Title Dynamics of the ice cap on King George Island, Antarctica; field measurements and numerical simulations
Author Rückamp, M.; Blindow, N.; Suckro, S.K.; Braun, M.; Humbert, A.
Author Affil Rückamp, M., University of Münster, Institute of Geophysics, Munster, Federal Republic of Germany. Other: University of Bonn, Federal Republic of Germany; University of Hamburg, Federal Republic of Germany
Source Glaciology in the International Polar Year, prefaced by G.H. Gudmundsson. Annals of Glaciology, 51(55), p.80-90, . Publisher: International Glaciological Society, Cambridge, United Kingdom. ISSN: 0260- 3055
Publication Date 2010
Notes In English. Includes appendix. 27 refs. CRREL Acc. No: 64004760
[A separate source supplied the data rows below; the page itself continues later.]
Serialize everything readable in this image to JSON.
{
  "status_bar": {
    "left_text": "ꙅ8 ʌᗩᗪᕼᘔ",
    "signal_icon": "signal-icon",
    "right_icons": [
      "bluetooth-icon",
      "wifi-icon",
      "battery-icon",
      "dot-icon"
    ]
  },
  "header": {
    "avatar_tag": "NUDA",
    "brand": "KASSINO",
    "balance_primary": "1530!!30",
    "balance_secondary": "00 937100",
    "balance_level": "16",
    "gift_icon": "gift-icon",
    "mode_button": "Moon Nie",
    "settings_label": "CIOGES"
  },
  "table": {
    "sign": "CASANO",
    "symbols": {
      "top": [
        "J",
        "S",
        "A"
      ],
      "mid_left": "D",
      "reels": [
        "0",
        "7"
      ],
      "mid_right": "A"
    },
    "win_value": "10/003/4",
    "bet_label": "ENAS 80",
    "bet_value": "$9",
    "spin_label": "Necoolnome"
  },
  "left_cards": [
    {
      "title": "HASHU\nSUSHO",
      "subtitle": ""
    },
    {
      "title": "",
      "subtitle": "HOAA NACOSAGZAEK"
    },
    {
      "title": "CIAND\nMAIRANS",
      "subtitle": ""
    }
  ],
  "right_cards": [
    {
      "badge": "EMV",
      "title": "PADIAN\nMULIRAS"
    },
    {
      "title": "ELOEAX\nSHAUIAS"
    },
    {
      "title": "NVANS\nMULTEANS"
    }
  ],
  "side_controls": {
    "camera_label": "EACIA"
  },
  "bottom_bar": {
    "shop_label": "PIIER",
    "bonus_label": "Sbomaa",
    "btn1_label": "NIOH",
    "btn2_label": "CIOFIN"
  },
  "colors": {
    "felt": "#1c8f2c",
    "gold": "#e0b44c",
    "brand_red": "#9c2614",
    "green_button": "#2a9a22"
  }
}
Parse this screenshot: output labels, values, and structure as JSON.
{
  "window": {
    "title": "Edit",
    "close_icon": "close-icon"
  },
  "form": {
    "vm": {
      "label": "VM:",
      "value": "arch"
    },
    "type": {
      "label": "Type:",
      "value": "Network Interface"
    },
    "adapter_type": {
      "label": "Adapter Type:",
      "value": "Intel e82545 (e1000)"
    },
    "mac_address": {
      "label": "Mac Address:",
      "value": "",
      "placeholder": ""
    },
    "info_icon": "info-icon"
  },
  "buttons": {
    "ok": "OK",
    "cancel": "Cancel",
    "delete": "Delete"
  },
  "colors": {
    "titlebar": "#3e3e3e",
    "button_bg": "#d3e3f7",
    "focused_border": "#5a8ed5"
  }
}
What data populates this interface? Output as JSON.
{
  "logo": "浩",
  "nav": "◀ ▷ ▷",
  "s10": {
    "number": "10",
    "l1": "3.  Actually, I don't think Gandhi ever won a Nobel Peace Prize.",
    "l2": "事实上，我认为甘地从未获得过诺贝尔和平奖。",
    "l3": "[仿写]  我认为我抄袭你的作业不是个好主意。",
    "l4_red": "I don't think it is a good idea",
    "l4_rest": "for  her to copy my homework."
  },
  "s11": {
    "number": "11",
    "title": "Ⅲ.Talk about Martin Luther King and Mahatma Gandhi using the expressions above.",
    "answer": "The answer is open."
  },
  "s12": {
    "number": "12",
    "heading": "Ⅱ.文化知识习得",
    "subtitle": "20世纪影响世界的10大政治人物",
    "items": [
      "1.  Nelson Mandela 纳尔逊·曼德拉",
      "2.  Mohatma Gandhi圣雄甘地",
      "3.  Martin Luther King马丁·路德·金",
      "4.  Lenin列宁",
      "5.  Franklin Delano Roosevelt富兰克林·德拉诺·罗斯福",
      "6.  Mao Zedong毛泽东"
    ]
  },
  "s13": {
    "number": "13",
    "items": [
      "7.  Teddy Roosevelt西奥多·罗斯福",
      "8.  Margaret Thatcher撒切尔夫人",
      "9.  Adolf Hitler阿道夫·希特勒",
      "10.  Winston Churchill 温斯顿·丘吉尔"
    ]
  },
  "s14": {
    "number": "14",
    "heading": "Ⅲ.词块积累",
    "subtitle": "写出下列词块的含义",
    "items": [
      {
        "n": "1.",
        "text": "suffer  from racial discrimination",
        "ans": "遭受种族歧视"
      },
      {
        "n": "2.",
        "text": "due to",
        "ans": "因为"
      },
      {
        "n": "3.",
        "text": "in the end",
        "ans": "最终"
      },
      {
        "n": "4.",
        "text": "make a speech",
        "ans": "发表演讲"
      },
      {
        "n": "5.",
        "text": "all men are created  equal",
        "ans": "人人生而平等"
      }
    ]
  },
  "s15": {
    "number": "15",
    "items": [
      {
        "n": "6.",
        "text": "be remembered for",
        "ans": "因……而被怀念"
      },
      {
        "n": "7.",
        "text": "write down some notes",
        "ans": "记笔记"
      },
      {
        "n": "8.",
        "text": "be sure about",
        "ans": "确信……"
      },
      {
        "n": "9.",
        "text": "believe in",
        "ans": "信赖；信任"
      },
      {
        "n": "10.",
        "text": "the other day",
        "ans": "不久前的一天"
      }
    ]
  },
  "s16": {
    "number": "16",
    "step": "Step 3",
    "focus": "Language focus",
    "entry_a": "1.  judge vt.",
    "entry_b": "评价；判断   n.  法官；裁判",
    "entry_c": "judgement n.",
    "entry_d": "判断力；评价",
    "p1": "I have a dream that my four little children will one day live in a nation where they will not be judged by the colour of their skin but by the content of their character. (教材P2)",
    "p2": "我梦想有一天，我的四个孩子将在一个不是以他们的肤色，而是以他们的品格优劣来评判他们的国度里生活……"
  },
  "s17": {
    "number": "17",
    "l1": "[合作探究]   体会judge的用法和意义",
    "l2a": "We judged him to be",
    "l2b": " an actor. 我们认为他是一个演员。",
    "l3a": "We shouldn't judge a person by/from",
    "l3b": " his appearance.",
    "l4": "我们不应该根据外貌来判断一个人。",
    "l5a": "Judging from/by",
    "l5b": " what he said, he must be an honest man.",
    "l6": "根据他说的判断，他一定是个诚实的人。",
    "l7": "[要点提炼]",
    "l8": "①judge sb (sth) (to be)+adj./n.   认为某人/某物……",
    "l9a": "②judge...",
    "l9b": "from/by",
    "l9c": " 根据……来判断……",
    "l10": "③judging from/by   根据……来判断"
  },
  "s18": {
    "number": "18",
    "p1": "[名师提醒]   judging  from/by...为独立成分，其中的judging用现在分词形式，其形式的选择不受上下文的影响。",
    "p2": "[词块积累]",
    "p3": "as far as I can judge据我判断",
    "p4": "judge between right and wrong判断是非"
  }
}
Index Terms climatic change; firn; geophysical surveys; glacial geology; glaciers; ice; glacier flow; meteorology; radar; surveys; temperature; weather observations; Antarctica- -Antarctic Peninsula; Antarctica--King George Island; air; Antarctic Peninsula; Antarctica; climate change; field studies; geophysical methods; ground-penetrating radar; ice caps; ice movement; International Polar Year 2007- 08; IPY 2007-08 Research Publications; King George Island; numerical models; radar methods; Scotia Sea Islands; South Shetland Islands; three-dimensional models
Abstract King George Island is located at the northern tip of the Antarctic Peninsula, which is influenced by maritime climate conditions. The observed mean annual air temperature at sea level is -2.4°C. Thus, the ice cap is regarded as sensitive to changing climatic conditions. Ground-penetrating radar surveys indicate a partly temperate ice cap with an extended water layer at the firn/ice transition of the up to 700 m high ice cap. Measured firn temperatures are close to 0°C at the higher elevations, and they differ considerably from the measured mean annual air temperature. The aim of this paper is to present ice-flow dynamics by means of observations and simulations of the flow velocities. During several field campaigns from 1997/98 to 2008/09, ice surface velocities were derived with repeated differential GPS measurements. Ice velocities vary from 0.7 m a-1 at the dome to 112.1 m a- 1 along steep slopes. For the western part of the ice cap a three-dimensional diagnostic full-Stokes model was applied to calculate ice flow. Parameters of the numerical model were identified with respect to measured ice surface velocities. The simulations indicate cold ice at higher elevations, while temperate ice at lower elevations is consistent with the observations.
URL http://www.igsoc.org/annals/v51/55/t55A080.pdf
Publication Type journal article
Record ID 300286